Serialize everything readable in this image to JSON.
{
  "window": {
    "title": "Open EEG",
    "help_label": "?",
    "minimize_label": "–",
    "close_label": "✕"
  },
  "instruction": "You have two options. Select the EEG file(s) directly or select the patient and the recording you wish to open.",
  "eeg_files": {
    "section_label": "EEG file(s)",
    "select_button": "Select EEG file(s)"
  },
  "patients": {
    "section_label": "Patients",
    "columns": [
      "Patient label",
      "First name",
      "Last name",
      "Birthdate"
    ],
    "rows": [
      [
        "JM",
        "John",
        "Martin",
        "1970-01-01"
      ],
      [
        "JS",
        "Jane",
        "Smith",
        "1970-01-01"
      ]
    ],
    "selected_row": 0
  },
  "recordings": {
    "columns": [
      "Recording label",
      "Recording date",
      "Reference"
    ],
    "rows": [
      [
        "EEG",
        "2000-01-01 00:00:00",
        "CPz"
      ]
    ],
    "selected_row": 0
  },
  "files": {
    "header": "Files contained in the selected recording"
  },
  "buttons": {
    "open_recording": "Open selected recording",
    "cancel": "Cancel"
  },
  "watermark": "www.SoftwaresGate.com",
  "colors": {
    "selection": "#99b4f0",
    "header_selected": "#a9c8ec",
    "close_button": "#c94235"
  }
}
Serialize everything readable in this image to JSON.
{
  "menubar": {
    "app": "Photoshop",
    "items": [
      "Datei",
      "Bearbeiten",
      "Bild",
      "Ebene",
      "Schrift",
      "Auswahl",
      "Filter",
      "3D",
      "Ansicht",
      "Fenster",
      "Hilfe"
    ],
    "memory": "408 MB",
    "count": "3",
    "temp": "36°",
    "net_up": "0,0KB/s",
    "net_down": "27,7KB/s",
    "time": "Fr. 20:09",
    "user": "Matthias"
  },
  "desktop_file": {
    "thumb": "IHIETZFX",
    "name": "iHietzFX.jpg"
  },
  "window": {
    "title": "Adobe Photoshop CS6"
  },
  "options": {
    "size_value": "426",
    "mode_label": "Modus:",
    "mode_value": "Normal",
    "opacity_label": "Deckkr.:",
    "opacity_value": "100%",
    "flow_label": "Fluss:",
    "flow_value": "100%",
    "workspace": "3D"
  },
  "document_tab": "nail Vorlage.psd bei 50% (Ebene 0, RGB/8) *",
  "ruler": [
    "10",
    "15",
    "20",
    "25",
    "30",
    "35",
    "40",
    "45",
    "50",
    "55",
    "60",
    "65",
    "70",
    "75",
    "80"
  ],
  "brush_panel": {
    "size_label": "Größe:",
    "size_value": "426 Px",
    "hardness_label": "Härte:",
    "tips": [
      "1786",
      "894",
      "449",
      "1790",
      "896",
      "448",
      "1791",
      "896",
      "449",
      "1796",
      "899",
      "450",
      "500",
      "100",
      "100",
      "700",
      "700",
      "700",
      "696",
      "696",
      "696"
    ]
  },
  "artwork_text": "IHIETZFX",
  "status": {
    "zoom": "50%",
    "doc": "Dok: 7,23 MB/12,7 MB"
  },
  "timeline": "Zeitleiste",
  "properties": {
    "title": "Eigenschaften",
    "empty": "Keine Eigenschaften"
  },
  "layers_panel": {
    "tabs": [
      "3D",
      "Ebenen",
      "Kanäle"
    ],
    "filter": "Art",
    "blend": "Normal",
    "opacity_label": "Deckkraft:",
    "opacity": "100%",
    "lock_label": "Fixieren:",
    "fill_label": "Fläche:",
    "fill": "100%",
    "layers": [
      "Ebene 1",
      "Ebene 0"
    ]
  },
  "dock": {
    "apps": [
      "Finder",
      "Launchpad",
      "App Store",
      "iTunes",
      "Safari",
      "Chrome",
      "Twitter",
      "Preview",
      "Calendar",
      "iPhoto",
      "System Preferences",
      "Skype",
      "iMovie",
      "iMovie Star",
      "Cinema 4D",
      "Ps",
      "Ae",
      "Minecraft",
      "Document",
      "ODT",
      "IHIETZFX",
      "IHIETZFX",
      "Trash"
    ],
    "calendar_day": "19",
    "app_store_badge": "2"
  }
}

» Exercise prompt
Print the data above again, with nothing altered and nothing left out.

» Written reply
Serialize everything readable in this image to JSON.
{
  "window": {
    "title": "Open EEG",
    "help_label": "?",
    "minimize_label": "–",
    "close_label": "✕"
  },
  "instruction": "You have two options. Select the EEG file(s) directly or select the patient and the recording you wish to open.",
  "eeg_files": {
    "section_label": "EEG file(s)",
    "select_button": "Select EEG file(s)"
  },
  "patients": {
    "section_label": "Patients",
    "columns": [
      "Patient label",
      "First name",
      "Last name",
      "Birthdate"
    ],
    "rows": [
      [
        "JM",
        "John",
        "Martin",
        "1970-01-01"
      ],
      [
        "JS",
        "Jane",
        "Smith",
        "1970-01-01"
      ]
    ],
    "selected_row": 0
  },
  "recordings": {
    "columns": [
      "Recording label",
      "Recording date",
      "Reference"
    ],
    "rows": [
      [
        "EEG",
        "2000-01-01 00:00:00",
        "CPz"
      ]
    ],
    "selected_row": 0
  },
  "files": {
    "header": "Files contained in the selected recording"
  },
  "buttons": {
    "open_recording": "Open selected recording",
    "cancel": "Cancel"
  },
  "watermark": "www.SoftwaresGate.com",
  "colors": {
    "selection": "#99b4f0",
    "header_selected": "#a9c8ec",
    "close_button": "#c94235"
  }
}
Serialize everything readable in this image to JSON.
{
  "menubar": {
    "app": "Photoshop",
    "items": [
      "Datei",
      "Bearbeiten",
      "Bild",
      "Ebene",
      "Schrift",
      "Auswahl",
      "Filter",
      "3D",
      "Ansicht",
      "Fenster",
      "Hilfe"
    ],
    "memory": "408 MB",
    "count": "3",
    "temp": "36°",
    "net_up": "0,0KB/s",
    "net_down": "27,7KB/s",
    "time": "Fr. 20:09",
    "user": "Matthias"
  },
  "desktop_file": {
    "thumb": "IHIETZFX",
    "name": "iHietzFX.jpg"
  },
  "window": {
    "title": "Adobe Photoshop CS6"
  },
  "options": {
    "size_value": "426",
    "mode_label": "Modus:",
    "mode_value": "Normal",
    "opacity_label": "Deckkr.:",
    "opacity_value": "100%",
    "flow_label": "Fluss:",
    "flow_value": "100%",
    "workspace": "3D"
  },
  "document_tab": "nail Vorlage.psd bei 50% (Ebene 0, RGB/8) *",
  "ruler": [
    "10",
    "15",
    "20",
    "25",
    "30",
    "35",
    "40",
    "45",
    "50",
    "55",
    "60",
    "65",
    "70",
    "75",
    "80"
  ],
  "brush_panel": {
    "size_label": "Größe:",
    "size_value": "426 Px",
    "hardness_label": "Härte:",
    "tips": [
      "1786",
      "894",
      "449",
      "1790",
      "896",
      "448",
      "1791",
      "896",
      "449",
      "1796",
      "899",
      "450",
      "500",
      "100",
      "100",
      "700",
      "700",
      "700",
      "696",
      "696",
      "696"
    ]
  },
  "artwork_text": "IHIETZFX",
  "status": {
    "zoom": "50%",
    "doc": "Dok: 7,23 MB/12,7 MB"
  },
  "timeline": "Zeitleiste",
  "properties": {
    "title": "Eigenschaften",
    "empty": "Keine Eigenschaften"
  },
  "layers_panel": {
    "tabs": [
      "3D",
      "Ebenen",
      "Kanäle"
    ],
    "filter": "Art",
    "blend": "Normal",
    "opacity_label": "Deckkraft:",
    "opacity": "100%",
    "lock_label": "Fixieren:",
    "fill_label": "Fläche:",
    "fill": "100%",
    "layers": [
      "Ebene 1",
      "Ebene 0"
    ]
  },
  "dock": {
    "apps": [
      "Finder",
      "Launchpad",
      "App Store",
      "iTunes",
      "Safari",
      "Chrome",
      "Twitter",
      "Preview",
      "Calendar",
      "iPhoto",
      "System Preferences",
      "Skype",
      "iMovie",
      "iMovie Star",
      "Cinema 4D",
      "Ps",
      "Ae",
      "Minecraft",
      "Document",
      "ODT",
      "IHIETZFX",
      "IHIETZFX",
      "Trash"
    ],
    "calendar_day": "19",
    "app_store_badge": "2"
  }
}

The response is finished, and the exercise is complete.